I think it is a subjective choice as to what you want. It can depend on your script, or the mood of the piece. I mostly keep such differences when on a stage about 2k different color wise. I do so because on any regular day most all light that comes in a window during the middle of the day is really in the range of 3800-4400k so it's not all that blue or at least not as blue as the magic 5500k number, just a bit cooler as I see it.
  • 0

#5 timHealy

timHealy
  • Basic Members
  • PipPipPipPip
  • 1252 posts
  • Other
  • New York

Posted 25 February 2007 - 11:20 AM

I think when you say daylight through a window one needs to be more specific. Daylight is a mixture of skylight and sunlight. The sun by itself isolated from skylight is very warm and not too far from tungsten. skylight by itself is very cool.

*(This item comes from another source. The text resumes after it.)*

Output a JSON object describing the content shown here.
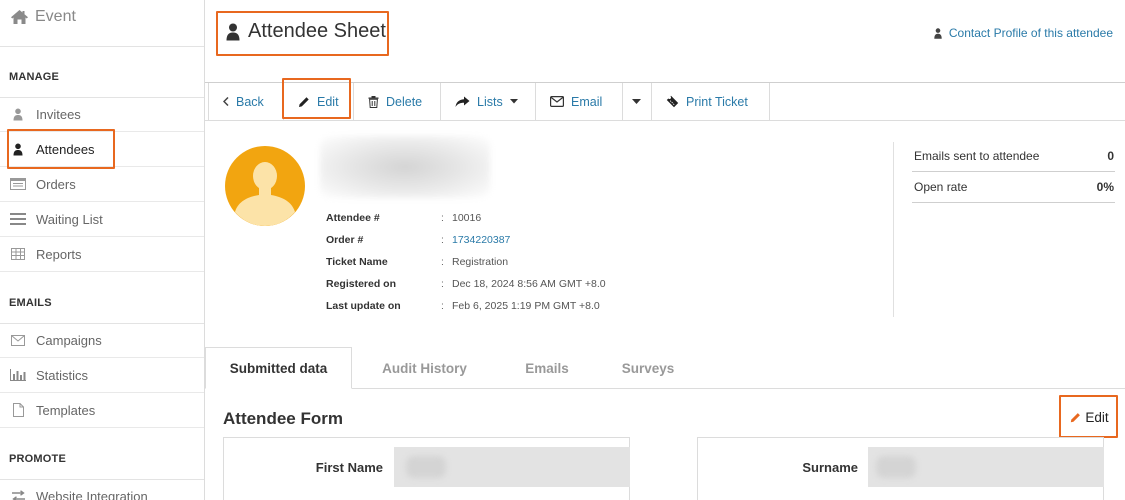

And like Walter mentioned, there is your artistic interpretation of the script. technically speaking, one could use large bounces through a window to simulate soft skylight (HMI's or tungsten with full blue) and then use a pure tungsten light for direct sunlight. It depends on your creative choices and what you are calling white, 3200 or 5500 and then you may choose to color correct something with half or quarter correction instead of full. You may have a story that doesn't require direct sunlight or perhaps only sunlight and no soft daylight coming through.

So many choices available and I din't even mention filtration on the camera.

Of course this is just my own 2 cents.

Best

Tim
  • 0

#6 David Mullen ASC

David Mullen ASC
  • Sustaining Members
  • 19759 posts
  • Cinematographer
  • Los Angeles

Posted 25 February 2007 - 11:21 AM

The problem I have on the big sets of "Big Love" is that we have so many lights to create daylight surrounding the house set, the backing, and the many windows that look "outside" that I have to think carefully if I need to gel the exterior light coming in because there are too many lights to gel quickly.

Sometimes it has been quicker to just gel the windows to quickly make the view out the windows (and the light coming in) look cooler or warmer, but that also takes some time and gets expensive. This is why I generally just turn off most of the practicals for "day" scenes on the stage.
  • 0

#7 Michael Nash

Michael Nash
  • Sustaining Members
  • 3330 posts
  • Cinematographer
  • Pasadena, CA

Posted 25 February 2007 - 05:37 PM

David brings up a good point about the practical reasons (no pun intended) for keeping the same color temp. Sometimes speed on set is more important, so you'll slightly change a creative choice for the sake of time management. That's a big part of a DP's job, after all.

But artistically speaking, controlling color temp can be used expressively just like exposure. There's no single right or wrong way to do it. In reality our eyes do see some difference between daylight and tungsten, although not as much as film. So if you want to create a "naturalistic" look you may want a 1/8 or 1/4 density difference. But creatively, you may choose to reduce or exaggerate that difference.

I used to really like what Brian Reynolds did with color temperature on "NYPD Blue," deliberately mixing green fluorescents, warm tungsten and blue daylight all in the same shot. It helped create a more gritty, chaotic feel to the environment that was appropriate to the show. Not strictly realistic, more hyper-real. Chris Doyle with Wong Kar-Wai comes to mind also.

I also like to mix color temps a bit when shooting smaller formats like 16mm, 2/3" and 1/3" video. You can use color to create separation and depth when depth of field may not work in that favor.
  • 0


FJS International, LLC

Abel Cine

Media Blackout - Custom Cables and AKS

Ritter Battery

rebotnix Technologies

Metropolis Post

Aerial Filmworks

Opal

Broadcast Solutions Inc

CineTape

Wooden Camera

Visual Products

Glidecam

CineLab

Tai Audio

The Slider

Gamma Ray Digital Inc

Technodolly

Willys Widgets

Paralinx LLC

Rig Wheels Passport

Opal

Glidecam

Abel Cine

Rig Wheels Passport

Technodolly

Gamma Ray Digital Inc

rebotnix Technologies

Visual Products

Wooden Camera

Metropolis Post

FJS International, LLC

The Slider

Ritter Battery

CineLab

Broadcast Solutions Inc

CineTape

Willys Widgets

Media Blackout - Custom Cables and AKS

Paralinx LLC

Tai Audio

Aerial Filmworks